Sana’a, Dec. 7, 2017 – A young mother sits in the waiting room of the Al-Sabeen Hospital in Sana’a, desperately holding onto her 10-month old baby girl, Menamah. The journey from their home in Al-Jawf governorate to the hospital has taken a physical toll on both mother and child. Menamah is suffering from severe acute malnutrition, and her frail, little body is further weakened by complications from pneumonia, gastroenteritis and a skin infection.
“I cannot bear to see my child this way. No mother can. There are no words to describe how helpless I feel seeing my baby like this,” said Menameh’s mother.
Hunger is painful and prior to this hospital visit, Menameh suffered in silence for nearly 2 months, unable to receive the life-saving medical care needed due to ill-equipped health centres located in Al Jawf governorate.
“When we took her to a health centre in Al-Jawf, the doctor told us that Menameh was severely malnourished and that they did not have the equipment to treat her, it was then that he advised us to take her to Sana’a.”
With tears in her eyes, she went on to say that the family could barely afford their travel to the hospital.
“We can barely afford to live. But we found a way.

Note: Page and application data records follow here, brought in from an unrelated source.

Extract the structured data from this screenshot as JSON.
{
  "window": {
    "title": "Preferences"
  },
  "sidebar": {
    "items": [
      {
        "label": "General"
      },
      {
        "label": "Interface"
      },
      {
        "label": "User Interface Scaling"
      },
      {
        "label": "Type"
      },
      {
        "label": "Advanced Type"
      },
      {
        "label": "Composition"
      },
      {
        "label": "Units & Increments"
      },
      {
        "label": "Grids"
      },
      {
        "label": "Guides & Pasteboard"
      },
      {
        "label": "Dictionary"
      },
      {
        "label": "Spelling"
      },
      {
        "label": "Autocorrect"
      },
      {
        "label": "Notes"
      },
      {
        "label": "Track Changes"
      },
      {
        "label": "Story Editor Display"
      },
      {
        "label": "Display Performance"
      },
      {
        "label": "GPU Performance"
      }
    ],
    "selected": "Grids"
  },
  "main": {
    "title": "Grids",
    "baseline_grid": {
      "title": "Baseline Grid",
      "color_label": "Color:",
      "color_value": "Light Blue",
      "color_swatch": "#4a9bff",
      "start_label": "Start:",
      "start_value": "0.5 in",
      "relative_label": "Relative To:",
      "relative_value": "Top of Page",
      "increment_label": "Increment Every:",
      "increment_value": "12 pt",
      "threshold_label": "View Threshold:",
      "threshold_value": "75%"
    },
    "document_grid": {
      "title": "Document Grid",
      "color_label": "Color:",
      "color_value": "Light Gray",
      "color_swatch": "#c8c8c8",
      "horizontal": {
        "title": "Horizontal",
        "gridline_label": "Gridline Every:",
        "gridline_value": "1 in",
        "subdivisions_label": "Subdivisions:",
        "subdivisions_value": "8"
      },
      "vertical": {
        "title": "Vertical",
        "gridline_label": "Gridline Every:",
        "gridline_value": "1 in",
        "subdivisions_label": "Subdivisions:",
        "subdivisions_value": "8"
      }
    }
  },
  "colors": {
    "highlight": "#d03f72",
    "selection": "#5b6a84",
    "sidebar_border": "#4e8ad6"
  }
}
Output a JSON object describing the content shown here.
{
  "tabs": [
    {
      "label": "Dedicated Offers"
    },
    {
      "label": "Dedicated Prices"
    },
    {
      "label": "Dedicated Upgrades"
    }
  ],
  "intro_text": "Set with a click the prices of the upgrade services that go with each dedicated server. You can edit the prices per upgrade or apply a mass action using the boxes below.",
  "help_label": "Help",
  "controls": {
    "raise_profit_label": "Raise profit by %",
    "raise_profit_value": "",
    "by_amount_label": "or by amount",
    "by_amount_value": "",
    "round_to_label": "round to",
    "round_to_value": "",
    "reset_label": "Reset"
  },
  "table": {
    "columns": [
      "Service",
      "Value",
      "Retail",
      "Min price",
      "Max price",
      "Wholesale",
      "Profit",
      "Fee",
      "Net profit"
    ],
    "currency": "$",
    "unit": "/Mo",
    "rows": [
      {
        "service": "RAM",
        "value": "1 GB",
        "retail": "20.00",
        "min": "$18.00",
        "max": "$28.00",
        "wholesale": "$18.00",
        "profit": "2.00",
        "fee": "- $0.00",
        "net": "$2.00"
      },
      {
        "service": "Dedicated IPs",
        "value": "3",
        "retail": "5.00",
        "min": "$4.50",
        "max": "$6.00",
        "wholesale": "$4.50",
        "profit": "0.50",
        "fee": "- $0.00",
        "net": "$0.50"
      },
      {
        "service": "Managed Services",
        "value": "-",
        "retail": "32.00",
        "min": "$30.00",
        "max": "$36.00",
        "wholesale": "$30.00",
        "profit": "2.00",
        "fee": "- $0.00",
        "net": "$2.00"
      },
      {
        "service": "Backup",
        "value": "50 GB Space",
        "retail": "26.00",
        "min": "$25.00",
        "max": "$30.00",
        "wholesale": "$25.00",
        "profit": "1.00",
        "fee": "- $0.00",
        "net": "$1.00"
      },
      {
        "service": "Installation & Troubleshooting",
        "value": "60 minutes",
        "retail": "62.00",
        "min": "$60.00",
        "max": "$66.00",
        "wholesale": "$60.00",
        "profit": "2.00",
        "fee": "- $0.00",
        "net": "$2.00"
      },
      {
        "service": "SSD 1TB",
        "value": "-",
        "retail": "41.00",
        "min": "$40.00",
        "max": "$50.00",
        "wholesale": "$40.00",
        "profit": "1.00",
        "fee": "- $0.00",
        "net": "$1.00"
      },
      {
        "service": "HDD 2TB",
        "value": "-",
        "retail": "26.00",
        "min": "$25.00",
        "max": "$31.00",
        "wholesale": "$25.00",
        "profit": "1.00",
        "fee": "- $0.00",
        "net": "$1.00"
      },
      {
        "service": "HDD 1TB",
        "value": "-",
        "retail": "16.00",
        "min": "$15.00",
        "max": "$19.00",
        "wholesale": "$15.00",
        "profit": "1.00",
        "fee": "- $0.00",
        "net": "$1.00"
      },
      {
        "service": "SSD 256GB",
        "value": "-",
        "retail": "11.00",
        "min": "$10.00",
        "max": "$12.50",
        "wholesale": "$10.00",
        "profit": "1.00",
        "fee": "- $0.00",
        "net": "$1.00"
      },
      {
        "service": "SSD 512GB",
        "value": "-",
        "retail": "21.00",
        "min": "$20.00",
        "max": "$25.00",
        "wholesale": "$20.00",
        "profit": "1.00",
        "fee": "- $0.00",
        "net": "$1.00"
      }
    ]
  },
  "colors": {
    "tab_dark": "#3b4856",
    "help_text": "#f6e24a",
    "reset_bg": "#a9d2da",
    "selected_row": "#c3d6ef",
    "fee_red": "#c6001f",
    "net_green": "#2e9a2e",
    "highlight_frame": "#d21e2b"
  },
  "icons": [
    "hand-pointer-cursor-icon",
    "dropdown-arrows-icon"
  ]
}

We are not rich people, my husband is a labourer and finding a job these days is next to impossible.”
Nearly half a million children in Yemen are starving
The sad fact is that Menameh’s story is one of many. Currently, there are around 400 000 children in Yemen suffering from severe acute malnutrition.
Shamekh Abdullah is only 5 months old, and he too suffers from severe acute malnutrition. The normal weight of a baby his age is approximately 6-7 kilos. Shamekh weighs a meager 4.2 kilos. His mother explained that Shamekh battled sickness from the moment he was born. HIs family was, and still is, unable to afford the trip to the hospital.
Shamekh’s parents finally borrowed enough money to make the trip, with the faint hope that this hospital visit would save his life.
“When Shamekh was born, he was very sick. We could not afford to put him in an incubator. My husband works as a civil servant and because of this war, he has not received a salary for over a year.”
Shamekh’s mother, looks down at her son, “He is not our only child. We also have a 7 year-old girl, who is suffering from heart disease. We do not have the money to treat her too.”
The hurtful cost of a painful war
Since the beginning of the conflict in March 2015, many people in Yemen have lost their jobs. As the prices of commodities and goods doubled, those who are unemployed consider themselves fortunate if they can feed their children at least once a day. Before the war, 80% of Yemen’s food supply was imported; fast forward 2 years and an estimated 7 million people are at-risk of starvation, including 1.8 million children who are malnourished.
YubaNet is powered by your subscription
“These overwhelming figures indicate that Yemen is on the brink of famine, and WHO is actively supporting the country by intensifying our response efforts, establishing, equipping and rehabilitating 20 therapeutic feeding centres (TFCs), in addition to the existing 12 WHO-supported TFCs which are also being rehabilitated,” said Dr Nevio Zagaria, the WHO Representative for the Republic of Yemen.
Some in the international community have heard the cry of the people of Yemen and are doing something. Response efforts in 19 of the 22 governorates have scaled-up, in large part due to the support provided by the World Bank, the Humanitarian Pooled Fund and the Office of U.S. Foreign Disaster Assistance (OFDA).
WHO rebuilds and responds
WHO is actively involved in rebuilding existing TFCs and, in addition, has distributed 120 nutritional kits to all TFCs in Yemen. These life-saving kits can treat up to 6000 cases of severe acute malnutrition. WHO is also training health workers whose role is to work in and manage the TFCs. To date, WHO has trained 164 health workers at these centres located in 10 of the worst-affected governorates.
This is about response and rebuilding, which has prompted WHO to actively monitor the quality of care provided in the TFCs. The focus is on training health workers in “real time” to ensure these centers are able to effectively treat people who suffer from malnutrition. The treatment is free-of-charge and patients receive milk and medicines, as well as health education for those who come to the TFCs.